Task details
Copy out every line of the records where the string "Elementary" occurs.
· · · · · · ·
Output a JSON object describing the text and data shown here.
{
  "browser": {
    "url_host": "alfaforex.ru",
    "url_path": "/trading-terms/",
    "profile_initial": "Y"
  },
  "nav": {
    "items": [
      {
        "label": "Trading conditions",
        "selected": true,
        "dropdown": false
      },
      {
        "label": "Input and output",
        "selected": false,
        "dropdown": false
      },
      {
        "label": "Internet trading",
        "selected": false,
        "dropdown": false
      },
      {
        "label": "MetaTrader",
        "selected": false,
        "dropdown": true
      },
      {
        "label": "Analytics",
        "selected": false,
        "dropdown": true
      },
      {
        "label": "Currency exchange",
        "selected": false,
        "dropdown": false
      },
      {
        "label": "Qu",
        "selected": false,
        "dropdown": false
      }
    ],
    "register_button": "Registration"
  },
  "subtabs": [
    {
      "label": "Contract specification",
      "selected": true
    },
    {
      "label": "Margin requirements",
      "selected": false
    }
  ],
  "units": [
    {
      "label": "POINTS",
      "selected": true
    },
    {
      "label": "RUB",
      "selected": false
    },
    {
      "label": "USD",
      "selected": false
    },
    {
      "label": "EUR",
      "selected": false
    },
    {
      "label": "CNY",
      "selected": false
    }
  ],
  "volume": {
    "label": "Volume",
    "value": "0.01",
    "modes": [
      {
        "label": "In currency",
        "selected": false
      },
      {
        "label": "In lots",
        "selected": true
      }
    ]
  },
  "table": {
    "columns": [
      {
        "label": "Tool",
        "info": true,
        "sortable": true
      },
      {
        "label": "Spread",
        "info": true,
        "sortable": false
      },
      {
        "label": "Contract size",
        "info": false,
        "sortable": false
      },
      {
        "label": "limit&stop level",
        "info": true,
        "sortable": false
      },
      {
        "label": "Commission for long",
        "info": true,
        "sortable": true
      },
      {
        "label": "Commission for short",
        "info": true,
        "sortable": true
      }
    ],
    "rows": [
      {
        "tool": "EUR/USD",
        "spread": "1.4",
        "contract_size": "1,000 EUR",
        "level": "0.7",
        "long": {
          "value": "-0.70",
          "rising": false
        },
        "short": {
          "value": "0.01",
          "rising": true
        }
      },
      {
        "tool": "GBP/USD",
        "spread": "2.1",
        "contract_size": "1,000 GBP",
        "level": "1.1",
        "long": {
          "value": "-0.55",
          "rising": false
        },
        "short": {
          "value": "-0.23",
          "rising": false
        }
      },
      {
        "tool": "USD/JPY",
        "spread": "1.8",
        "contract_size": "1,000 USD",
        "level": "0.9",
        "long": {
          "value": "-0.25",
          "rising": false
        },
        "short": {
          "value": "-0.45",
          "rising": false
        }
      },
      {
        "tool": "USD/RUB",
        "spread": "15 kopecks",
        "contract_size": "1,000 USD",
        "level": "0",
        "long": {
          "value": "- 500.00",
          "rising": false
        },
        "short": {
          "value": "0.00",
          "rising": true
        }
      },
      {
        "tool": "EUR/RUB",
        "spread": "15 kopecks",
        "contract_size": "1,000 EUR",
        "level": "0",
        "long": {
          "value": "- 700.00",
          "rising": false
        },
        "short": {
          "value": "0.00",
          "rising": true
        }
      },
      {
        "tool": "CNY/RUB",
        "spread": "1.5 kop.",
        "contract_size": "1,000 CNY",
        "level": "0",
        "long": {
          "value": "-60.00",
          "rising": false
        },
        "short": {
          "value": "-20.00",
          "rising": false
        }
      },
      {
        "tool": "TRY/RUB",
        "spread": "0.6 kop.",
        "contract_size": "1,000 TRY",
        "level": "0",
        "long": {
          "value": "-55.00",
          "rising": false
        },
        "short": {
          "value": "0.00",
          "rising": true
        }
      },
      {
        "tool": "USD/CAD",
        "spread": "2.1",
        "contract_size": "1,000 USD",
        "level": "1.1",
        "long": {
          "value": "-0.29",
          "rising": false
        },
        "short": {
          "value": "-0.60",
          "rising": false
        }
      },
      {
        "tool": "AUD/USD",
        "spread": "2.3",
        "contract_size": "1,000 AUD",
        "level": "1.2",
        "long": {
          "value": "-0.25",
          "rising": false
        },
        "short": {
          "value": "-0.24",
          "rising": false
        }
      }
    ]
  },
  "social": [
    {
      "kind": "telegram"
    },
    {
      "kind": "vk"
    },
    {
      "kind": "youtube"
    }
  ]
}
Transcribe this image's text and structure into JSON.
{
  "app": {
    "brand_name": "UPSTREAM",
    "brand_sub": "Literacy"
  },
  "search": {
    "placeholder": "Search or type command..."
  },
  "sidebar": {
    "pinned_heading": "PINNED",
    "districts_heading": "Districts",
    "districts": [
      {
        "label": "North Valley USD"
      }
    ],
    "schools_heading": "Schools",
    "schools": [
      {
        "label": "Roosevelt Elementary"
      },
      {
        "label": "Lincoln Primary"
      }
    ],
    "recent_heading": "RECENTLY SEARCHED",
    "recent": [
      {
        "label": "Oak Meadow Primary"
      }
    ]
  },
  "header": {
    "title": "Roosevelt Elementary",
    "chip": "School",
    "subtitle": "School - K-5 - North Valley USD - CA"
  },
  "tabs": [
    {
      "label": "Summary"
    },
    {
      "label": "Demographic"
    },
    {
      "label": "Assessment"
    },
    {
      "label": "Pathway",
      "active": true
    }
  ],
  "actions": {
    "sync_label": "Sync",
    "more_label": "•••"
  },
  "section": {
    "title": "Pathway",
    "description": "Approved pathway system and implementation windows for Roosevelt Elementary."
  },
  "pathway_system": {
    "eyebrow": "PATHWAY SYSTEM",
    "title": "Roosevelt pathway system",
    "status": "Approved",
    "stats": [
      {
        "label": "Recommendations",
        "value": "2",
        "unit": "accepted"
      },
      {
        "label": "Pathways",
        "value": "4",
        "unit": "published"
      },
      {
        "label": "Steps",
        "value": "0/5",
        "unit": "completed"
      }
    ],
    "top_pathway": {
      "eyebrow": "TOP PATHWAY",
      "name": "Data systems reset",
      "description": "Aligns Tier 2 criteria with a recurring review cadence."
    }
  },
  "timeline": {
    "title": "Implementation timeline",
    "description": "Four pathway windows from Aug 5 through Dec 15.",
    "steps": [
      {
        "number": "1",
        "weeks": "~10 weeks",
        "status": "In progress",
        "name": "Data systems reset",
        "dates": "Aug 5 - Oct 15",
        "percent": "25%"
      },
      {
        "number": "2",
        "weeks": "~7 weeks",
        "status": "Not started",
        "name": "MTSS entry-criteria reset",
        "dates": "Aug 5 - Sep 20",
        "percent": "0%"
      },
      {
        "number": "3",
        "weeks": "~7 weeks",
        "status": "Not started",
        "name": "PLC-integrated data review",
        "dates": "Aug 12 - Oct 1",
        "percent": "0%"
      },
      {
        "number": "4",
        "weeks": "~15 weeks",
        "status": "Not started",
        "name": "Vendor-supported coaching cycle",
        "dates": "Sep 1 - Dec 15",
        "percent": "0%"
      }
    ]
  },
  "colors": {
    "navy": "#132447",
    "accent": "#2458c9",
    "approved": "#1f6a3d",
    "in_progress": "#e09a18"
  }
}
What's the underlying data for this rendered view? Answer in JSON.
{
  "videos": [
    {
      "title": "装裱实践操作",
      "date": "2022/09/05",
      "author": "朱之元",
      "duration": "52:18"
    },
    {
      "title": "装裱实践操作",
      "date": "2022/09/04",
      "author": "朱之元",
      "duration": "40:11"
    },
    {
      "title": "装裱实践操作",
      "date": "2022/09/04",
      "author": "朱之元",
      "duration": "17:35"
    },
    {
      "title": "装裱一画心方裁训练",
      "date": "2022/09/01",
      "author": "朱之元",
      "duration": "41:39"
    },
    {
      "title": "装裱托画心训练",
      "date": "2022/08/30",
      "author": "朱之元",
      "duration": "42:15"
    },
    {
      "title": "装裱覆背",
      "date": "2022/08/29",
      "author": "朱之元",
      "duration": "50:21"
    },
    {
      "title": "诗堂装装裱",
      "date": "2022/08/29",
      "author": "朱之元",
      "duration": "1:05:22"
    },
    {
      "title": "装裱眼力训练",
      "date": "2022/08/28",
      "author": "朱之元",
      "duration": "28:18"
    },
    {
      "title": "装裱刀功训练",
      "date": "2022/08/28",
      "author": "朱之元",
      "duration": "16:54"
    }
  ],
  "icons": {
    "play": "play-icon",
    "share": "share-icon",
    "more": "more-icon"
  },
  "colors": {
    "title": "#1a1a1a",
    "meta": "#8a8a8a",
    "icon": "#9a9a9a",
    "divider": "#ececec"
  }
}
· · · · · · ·
Response to the task
        "label": "Roosevelt Elementary"
    "title": "Roosevelt Elementary",
    "description": "Approved pathway system and implementation windows for Roosevelt Elementary."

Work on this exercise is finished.